--- GIVEN RECORDS Enclosed Below ---
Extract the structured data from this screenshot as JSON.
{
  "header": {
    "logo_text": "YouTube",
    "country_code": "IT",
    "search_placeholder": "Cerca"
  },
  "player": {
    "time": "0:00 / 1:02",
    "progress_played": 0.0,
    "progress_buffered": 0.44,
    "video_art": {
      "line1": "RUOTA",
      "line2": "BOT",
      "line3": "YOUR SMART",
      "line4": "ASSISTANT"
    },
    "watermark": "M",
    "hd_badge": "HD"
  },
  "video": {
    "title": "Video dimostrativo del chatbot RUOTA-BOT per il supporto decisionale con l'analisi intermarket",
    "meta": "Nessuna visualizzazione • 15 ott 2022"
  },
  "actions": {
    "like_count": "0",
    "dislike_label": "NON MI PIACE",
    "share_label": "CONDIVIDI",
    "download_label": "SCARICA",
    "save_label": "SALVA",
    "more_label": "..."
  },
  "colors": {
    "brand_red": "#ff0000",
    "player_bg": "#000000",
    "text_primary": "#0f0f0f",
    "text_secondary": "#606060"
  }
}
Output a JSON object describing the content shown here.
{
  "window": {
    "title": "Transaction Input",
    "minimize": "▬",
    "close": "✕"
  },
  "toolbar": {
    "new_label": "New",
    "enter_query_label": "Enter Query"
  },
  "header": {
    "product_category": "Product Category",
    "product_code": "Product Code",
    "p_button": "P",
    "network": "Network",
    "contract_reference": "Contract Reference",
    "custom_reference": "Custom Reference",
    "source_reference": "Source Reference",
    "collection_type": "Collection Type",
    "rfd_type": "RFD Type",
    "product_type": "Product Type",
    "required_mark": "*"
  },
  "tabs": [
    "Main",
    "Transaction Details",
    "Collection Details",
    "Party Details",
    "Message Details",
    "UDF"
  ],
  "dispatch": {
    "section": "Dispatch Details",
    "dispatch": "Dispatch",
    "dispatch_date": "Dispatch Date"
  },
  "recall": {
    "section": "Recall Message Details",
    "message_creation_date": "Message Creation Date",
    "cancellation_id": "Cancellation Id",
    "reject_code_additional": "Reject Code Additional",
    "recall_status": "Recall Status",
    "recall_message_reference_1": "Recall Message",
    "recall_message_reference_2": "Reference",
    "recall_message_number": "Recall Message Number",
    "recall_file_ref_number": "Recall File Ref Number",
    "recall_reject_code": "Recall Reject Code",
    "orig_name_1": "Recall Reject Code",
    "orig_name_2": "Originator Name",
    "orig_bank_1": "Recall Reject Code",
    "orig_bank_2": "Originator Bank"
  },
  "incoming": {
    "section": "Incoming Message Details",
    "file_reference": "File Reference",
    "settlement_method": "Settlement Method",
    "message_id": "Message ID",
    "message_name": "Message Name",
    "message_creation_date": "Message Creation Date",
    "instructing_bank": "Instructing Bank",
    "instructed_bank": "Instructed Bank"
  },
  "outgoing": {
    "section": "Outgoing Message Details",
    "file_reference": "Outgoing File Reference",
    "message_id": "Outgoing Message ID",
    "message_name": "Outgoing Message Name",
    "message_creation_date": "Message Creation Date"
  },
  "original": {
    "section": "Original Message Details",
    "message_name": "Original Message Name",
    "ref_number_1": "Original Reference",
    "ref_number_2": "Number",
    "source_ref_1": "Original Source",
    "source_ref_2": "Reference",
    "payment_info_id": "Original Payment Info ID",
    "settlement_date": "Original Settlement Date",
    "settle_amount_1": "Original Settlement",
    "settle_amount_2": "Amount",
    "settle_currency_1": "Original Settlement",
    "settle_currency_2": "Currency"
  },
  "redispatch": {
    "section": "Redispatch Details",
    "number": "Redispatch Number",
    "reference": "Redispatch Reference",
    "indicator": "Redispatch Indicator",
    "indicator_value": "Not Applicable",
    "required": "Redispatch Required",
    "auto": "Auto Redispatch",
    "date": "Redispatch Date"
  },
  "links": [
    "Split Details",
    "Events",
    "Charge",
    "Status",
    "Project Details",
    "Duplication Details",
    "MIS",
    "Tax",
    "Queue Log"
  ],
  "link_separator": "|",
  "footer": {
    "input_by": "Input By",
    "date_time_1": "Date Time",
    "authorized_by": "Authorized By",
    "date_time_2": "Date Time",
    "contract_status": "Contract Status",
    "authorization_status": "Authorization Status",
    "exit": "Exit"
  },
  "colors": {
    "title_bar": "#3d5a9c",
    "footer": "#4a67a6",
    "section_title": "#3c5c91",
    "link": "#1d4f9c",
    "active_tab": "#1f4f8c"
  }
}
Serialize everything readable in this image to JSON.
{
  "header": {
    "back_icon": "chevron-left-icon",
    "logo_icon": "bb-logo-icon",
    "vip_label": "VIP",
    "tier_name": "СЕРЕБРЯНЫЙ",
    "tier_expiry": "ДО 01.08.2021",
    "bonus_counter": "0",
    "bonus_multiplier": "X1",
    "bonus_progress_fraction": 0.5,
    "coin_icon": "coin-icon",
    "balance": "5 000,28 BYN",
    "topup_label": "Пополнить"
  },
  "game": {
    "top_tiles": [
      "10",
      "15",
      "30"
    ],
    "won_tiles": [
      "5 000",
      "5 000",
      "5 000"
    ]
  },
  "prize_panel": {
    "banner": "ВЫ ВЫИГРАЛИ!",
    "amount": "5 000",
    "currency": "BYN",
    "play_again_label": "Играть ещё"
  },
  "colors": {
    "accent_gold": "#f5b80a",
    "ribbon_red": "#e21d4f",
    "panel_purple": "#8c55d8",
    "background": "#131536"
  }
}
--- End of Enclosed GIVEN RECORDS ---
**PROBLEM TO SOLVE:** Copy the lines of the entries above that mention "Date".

**RESPONSE FOR THIS EXERCISE:**
    "dispatch_date": "Dispatch Date"
    "message_creation_date": "Message Creation Date",
    "message_creation_date": "Message Creation Date",
    "message_creation_date": "Message Creation Date"
    "settlement_date": "Original Settlement Date",
    "date": "Redispatch Date"
    "date_time_1": "Date Time",
    "date_time_2": "Date Time",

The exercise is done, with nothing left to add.